My journey of youth work started in 2009 when a professor Hiroshi and I launched a youth organization, the Youth Empowerment Committee, in Shizuoka, Japan, which focuses on local Youth Work and Youth Participation.
In 2010, I joined a study trip held in Sweden and I was fascinated by their youth policy, youth work and education systems which, in the end, drove me to study abroad in Sweden.
Then, I became the member of a Japan based, non-profit organization; Rights, Tokyo, Japan based, which encourages political participation of youths at a national level by disseminating, advocating and researching youth issues. The main topic is to lower the minimum voting age from 20 to 18. In 2011, I coordinated a study trip to the U.K with the theme; Youth Work and Citizenship Education as a part of their project.

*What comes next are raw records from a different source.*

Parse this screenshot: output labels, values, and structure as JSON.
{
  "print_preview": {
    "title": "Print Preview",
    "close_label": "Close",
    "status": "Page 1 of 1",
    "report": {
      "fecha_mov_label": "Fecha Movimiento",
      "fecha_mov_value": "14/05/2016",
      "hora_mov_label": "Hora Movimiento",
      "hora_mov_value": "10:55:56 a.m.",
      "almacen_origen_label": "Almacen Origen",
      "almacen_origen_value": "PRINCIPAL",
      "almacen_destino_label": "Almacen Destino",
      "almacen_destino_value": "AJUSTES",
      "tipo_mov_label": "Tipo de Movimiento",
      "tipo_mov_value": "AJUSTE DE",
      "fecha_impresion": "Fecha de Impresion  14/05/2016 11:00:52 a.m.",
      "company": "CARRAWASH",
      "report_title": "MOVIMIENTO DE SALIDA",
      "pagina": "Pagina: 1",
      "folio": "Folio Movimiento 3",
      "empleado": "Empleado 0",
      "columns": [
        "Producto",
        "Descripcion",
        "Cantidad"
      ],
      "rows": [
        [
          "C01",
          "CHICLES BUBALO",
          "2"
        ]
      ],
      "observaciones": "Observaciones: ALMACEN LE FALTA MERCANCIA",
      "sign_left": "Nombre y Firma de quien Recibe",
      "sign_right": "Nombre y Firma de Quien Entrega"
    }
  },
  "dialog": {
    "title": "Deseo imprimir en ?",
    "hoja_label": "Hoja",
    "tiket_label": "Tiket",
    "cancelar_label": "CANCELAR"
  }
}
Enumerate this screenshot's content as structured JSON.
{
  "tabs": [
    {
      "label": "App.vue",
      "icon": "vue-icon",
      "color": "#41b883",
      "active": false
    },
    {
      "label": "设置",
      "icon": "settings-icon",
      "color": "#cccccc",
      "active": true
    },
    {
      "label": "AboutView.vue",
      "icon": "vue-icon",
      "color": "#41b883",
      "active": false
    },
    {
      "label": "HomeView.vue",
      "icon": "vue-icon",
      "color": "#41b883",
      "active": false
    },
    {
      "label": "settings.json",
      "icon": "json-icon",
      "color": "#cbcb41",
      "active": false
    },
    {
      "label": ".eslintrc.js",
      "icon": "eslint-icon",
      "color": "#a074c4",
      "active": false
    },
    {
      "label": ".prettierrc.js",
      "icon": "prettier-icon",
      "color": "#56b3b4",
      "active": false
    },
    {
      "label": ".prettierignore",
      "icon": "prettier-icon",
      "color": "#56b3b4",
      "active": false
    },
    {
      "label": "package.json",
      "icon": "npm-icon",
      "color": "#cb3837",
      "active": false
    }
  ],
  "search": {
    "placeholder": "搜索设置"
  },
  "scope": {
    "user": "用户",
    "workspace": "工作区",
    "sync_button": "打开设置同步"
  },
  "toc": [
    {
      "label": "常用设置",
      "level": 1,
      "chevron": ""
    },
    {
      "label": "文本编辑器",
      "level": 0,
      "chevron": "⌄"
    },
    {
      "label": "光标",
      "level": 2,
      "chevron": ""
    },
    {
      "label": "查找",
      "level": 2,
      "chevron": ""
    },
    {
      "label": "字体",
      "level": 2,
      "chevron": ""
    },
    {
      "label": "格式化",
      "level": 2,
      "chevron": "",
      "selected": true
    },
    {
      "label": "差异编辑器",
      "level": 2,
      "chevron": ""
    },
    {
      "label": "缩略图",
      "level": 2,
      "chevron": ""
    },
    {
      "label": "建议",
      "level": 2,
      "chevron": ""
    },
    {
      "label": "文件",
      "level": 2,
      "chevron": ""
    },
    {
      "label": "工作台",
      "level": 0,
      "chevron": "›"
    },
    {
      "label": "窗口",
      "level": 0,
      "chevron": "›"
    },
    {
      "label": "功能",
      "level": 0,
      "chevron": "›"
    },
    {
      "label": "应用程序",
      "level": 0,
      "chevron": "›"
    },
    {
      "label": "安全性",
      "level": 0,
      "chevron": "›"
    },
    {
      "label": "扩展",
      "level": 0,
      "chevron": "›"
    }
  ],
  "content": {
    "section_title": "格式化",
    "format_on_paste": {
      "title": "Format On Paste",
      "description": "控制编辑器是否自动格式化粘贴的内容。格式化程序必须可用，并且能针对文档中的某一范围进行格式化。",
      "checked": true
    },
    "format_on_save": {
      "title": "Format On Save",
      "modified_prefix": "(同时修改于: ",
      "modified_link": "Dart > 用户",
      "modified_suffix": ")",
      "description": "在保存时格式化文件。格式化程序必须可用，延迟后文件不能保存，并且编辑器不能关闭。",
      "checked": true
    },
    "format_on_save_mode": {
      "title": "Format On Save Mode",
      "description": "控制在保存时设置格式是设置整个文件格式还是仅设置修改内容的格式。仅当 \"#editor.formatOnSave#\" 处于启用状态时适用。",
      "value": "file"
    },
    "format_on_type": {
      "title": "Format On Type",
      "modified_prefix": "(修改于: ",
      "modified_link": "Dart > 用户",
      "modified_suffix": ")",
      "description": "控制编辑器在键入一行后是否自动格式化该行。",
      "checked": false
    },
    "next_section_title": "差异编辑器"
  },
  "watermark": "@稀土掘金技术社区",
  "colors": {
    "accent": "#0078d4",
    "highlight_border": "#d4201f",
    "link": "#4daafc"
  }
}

After a year and half living in Stockholm with the experience of youth-work internships at several local youth centers as well as taking a university course at Stockholm University in Child and Youth Studies, I ended up in Berlin, and took an opportunity to work for the Youth Policy Press which is curated by the Democracy & Dialogue.
After going back to Japan and graduate the University of Shizuoka, I, again, based myself in Berlin and work as a data collector at the Youth Policy Press. And now from the September of 2014, I, again, have backed to Stockholm and started my master’s program in International and Comparative Education at Stockholm University.
Along with being Europe, I also worked as a translator of European youth policy documents, as an interpreter and coordinator of a study visit from Japan in the youth field. So far, I have visited more than 40 youths-related organizations (mainly in Sweden and few in the U.K and Germany).
In this blog, I’m going to handle the theme of youth work, youth policy, youth empowerment, especially in Japan, Sweden and Europe with international-young (wide and free) -Japanese-biased perspectives. Also, this is an attempts to reveal the unknown, but decent Japanese youth work and youth policy to the world.